There’s an interesting piece in the New Republic about the “ridiculous[ly]” long Acknowledgments sections of books these days. Writer Noreen Malone argues that the Acknowledgments have become the place to name drop, citing Facebook COO Sheryl Sandberg’s new book Lean In as an example.
“Sandberg’s seven-and-a-half page section, for instance, thanks more than 140 people for contributing to her 172 page book.” Malone further quips, “The large bodycount, along with the accompanying exegeses of just how each person helped, makes Lean On seem a more appropriate title.”
Malone lists other “egregious example[s]” of authors who tend to bloated Acknowledgments sections, before quoting an email exchange she had with Paris Review editor Lorin Stein on the topic: “You don’t see Joseph Conrad thanking Ford Madox Ford, or Virginia Woolf giving shout-outs to Leonard, Lytton, Vanessa, Clive, and Vita… That kind of thing mars the real intimacy of a novel, which is — or should be — between writer and reader and nobody else.”
As someone who had a swollen Acknowledgments section myself — and would’ve added more names if I could remember — I’m with Malone’s acquiescence “that acknowledgments… serve as a reminder that it takes a village to write a book.”
Writing a book involves the moral and financial support of so many people who may/may not realize how they’ve helped, and I think it’s important for readers to know that books aren’t written in a vacuum; nor do they spring from the writer fully formed, like Athena did from Zeus’ head. Movies have credits, books have acknowledgments.
Sometimes a patient group of friends who let you read your work to them aloud (like Quentin Tarantino has), or an anal sister who lets you leave a mess of papers around for years (like I have) are what a writer needs to get to the finish line. And when it’s over and you’re holding that manuscript in your hand, you realize the editor and agent are just the doctor and nurse. They may have cleaned up the baby, made sure she had all her shots and that you are healthy enough to get out there and raise a bestseller — but it’s your village you will take the baby back to.
They will be the first to buy the book, patiently endure emails announcing yet another reading or signing, and accept your disappearance when you begin working on the next project.

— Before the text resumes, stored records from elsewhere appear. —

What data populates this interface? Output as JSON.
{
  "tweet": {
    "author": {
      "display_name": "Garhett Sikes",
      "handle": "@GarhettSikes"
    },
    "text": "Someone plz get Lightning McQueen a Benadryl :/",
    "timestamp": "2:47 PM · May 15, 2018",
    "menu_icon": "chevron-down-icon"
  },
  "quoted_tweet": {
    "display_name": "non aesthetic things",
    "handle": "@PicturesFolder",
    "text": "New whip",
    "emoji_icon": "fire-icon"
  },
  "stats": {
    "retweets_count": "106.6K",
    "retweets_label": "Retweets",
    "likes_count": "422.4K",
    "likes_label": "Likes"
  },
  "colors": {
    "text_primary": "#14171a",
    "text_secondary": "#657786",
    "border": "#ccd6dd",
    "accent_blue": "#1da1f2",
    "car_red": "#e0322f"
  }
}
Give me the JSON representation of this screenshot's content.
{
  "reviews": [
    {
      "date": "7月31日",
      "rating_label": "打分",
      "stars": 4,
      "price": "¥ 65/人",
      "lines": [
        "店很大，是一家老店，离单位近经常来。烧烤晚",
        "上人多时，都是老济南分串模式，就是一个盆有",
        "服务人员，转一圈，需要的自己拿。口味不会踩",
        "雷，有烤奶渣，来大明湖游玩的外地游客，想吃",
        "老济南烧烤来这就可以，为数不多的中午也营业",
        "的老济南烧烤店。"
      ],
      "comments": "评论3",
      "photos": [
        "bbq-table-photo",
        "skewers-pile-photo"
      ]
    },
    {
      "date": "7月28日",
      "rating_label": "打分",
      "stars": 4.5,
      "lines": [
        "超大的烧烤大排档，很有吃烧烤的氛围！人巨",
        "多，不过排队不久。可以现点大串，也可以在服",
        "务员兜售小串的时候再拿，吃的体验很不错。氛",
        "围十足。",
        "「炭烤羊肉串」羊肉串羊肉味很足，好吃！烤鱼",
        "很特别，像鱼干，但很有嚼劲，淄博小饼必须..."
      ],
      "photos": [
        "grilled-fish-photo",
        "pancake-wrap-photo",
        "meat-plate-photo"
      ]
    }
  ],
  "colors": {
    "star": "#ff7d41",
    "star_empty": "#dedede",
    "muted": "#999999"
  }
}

They are the ones who live with you as a writer, and help you grow as a person. So, I say acknowledge away.
What say you?